In the past two years, 80 known gang members have been charged under a state law.
"Mississippi has provided us with a statute, it's the Criminal Street Gang Activity Statute," said Burchell. "We can use that also for additional enhancement when we can prove that the underlying crime was gang related."
With that statute, local agencies can arrest multiple people in connection to gang crimes.
"Just use for an example…if we have an incident that happened at a gas station, and there's a fight, this gang versus this gang and we prove that every one of those people there that (were) involved in that altercation was affiliated with a gang, then we charge everyone there that's involved in it," said McLemore. "We don't stop at just the person, the person that was there actually doing the (incident), we start with that person and go all the way back to everyone involved, because everybody was fighting."
With the crimes being gang-on-gang related, it's rare innocent bystanders are injured, but not unheard of.
"We do have some instances where there have been bystanders involved, but those have been few and far between over the years," said Burchell.

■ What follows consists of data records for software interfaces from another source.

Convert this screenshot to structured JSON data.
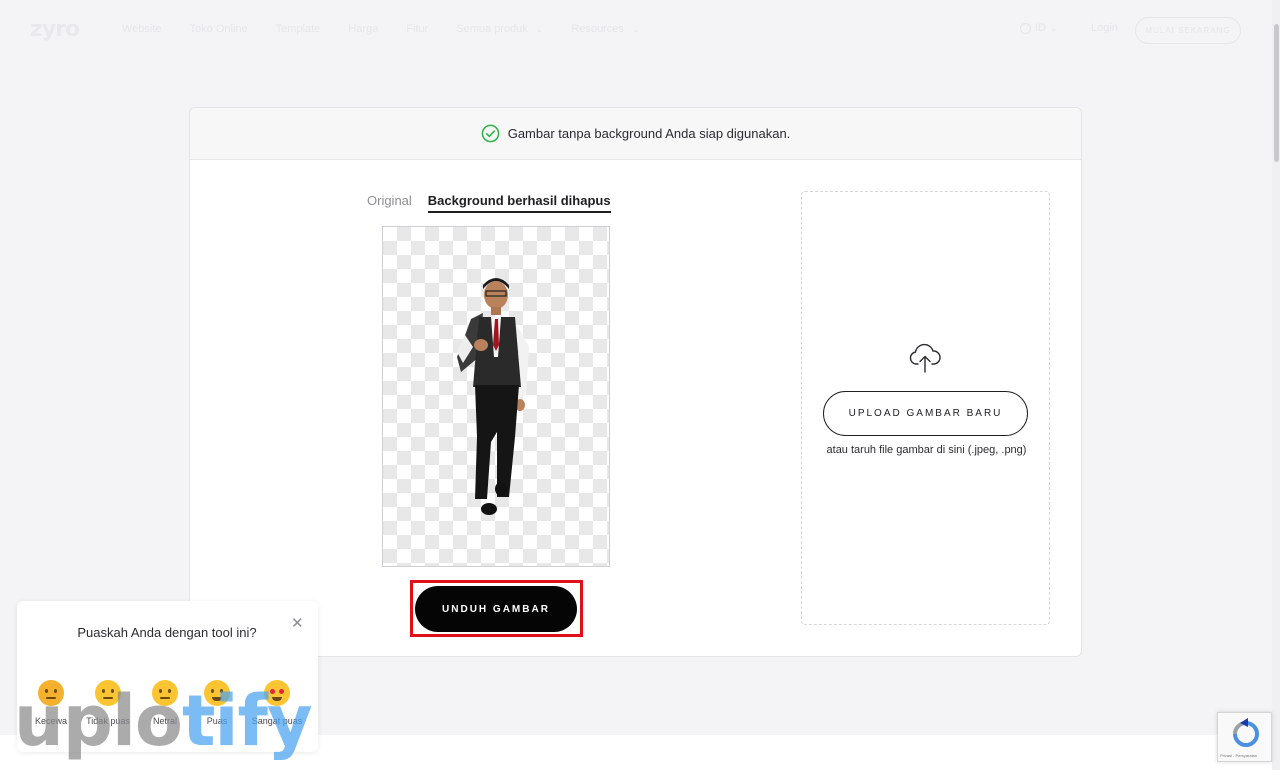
{
  "nav": {
    "logo": "zyro",
    "links": [
      "Website",
      "Toko Online",
      "Template",
      "Harga",
      "Fitur",
      "Semua produk",
      "Resources"
    ],
    "lang": "ID",
    "login": "Login",
    "start": "MULAI SEKARANG"
  },
  "card": {
    "status": "Gambar tanpa background Anda siap digunakan.",
    "tabs": {
      "original": "Original",
      "removed": "Background berhasil dihapus"
    },
    "download": "UNDUH GAMBAR",
    "upload": "UPLOAD GAMBAR BARU",
    "upload_hint": "atau taruh file gambar di sini (.jpeg, .png)"
  },
  "feedback": {
    "question": "Puaskah Anda dengan tool ini?",
    "options": [
      "Kecewa",
      "Tidak puas",
      "Netral",
      "Puas",
      "Sangat puas"
    ]
  },
  "watermark": {
    "part1": "uplo",
    "part2": "tify"
  },
  "recaptcha": "Privasi - Persyaratan",
  "colors": {
    "accent_red": "#e0101b",
    "success_green": "#2fb344",
    "button_black": "#050505"
  }
}
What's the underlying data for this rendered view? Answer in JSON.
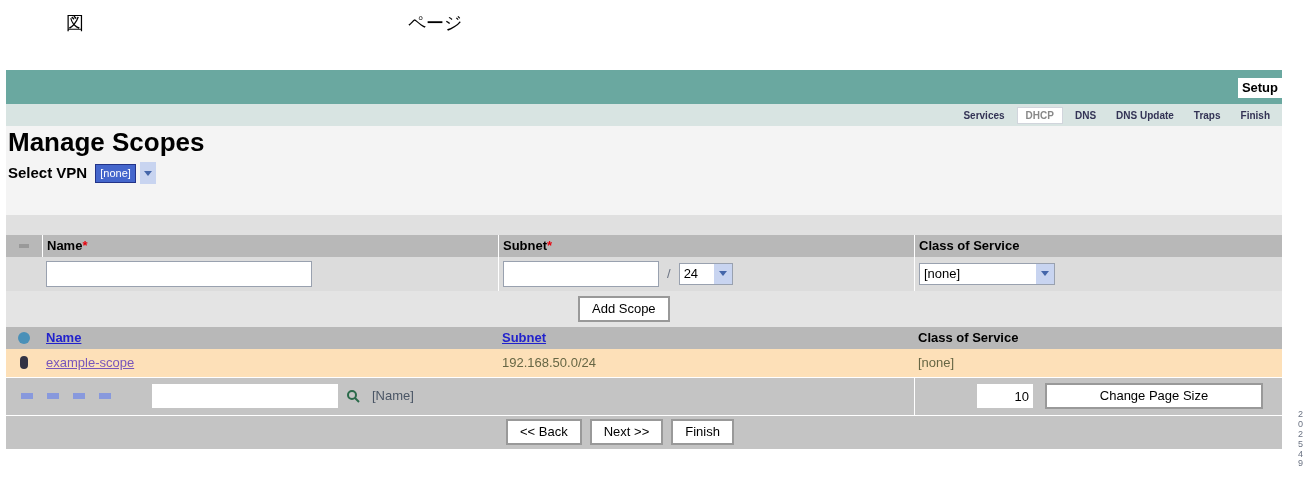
{
  "caption": {
    "figure_mark": "図",
    "page_word": "ページ"
  },
  "header": {
    "title": "Setup"
  },
  "tabs": [
    {
      "label": "Services",
      "selected": false
    },
    {
      "label": "DHCP",
      "selected": true
    },
    {
      "label": "DNS",
      "selected": false
    },
    {
      "label": "DNS Update",
      "selected": false
    },
    {
      "label": "Traps",
      "selected": false
    },
    {
      "label": "Finish",
      "selected": false
    }
  ],
  "page_title": "Manage Scopes",
  "vpn": {
    "label": "Select VPN",
    "value": "[none]"
  },
  "add_form": {
    "columns": [
      {
        "label": "Name",
        "required": true
      },
      {
        "label": "Subnet",
        "required": true
      },
      {
        "label": "Class of Service",
        "required": false
      }
    ],
    "required_mark": "*",
    "mask": "24",
    "separator": "/",
    "class_of_service": "[none]",
    "button": "Add Scope"
  },
  "table": {
    "columns": [
      {
        "label": "Name",
        "link": true
      },
      {
        "label": "Subnet",
        "link": true
      },
      {
        "label": "Class of Service",
        "link": false
      }
    ],
    "rows": [
      {
        "name": "example-scope",
        "subnet": "192.168.50.0/24",
        "class_of_service": "[none]"
      }
    ]
  },
  "pager": {
    "filter_field": "[Name]",
    "page_size": "10",
    "button": "Change Page Size"
  },
  "buttons": [
    "<< Back",
    "Next >>",
    "Finish"
  ],
  "figure_id": "202549"
}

Said McLemore: "No matter if it's a gang member or a bystander or not, we don't want another person's life to be put in jeopardy."
According to the Mississippi Association of Gang Investigators, the majority of the gang violence and crimes are related to money, drugs, or disputes over women.
"It's sad to say but, it starts with some type of drama with some type of rival gang members and a girlfriend…that basically now has broken up with this person and now is with this other gang member," said McLemore. "It basically is enough tension that it starts off with a little simple assault altercation where they beat the guy that is basically dating the new person and then what ends up happening because that person got jumped is they will go get with their gang members and perform a drive-by."
Hattiesburg police have changed patrol patterns, shifted additional units to other locations around the city working to combat the problem as well as speed up response times.
"We try to stop it before it happens, but when we do find out that that is a problem, we work day and night, we put everything that we can, we use all of our resources, we put all of that together," said McLemore.
Law enforcement also is trying to change the minds of people who are affiliated with gangs.
"The only way you put a stop to that, is basically by getting involved in the community, stopping that violence at the point that you can actually change that person's mind on what they need to do or move forward into that other lifestyle," said McLemore.
Agencies like the Mississippi Bureau of Narcotics and FBI are working in various ways to not only add on charges, but to put a dent in the gang violence.
"We are looking at the traditional crimes that you might think gangs are involved in the trafficking of drugs, trafficking of weapons, other criminal activity, and just looking at who do we need to go after that is going to allow us to take out that enterprise, take out that gang as a whole," said Freeze.
If the actions don't stop, Freeze said there's one place specific you're headed.
"If you're committing a crime, we will find you, you will be prosecuted, and you will spend time in federal prison," said Freeze.
McLemore echoed those remarks on the local level as well.
"We have a zero tolerance, a zero tolerance, it doesn't matter what it is, if you hide out a gang member, if you know your family member, loved one, is involved in a gang you need to tell them to stop…because if not they're either going to end up 6 foot under, or behind bars," said McLemore.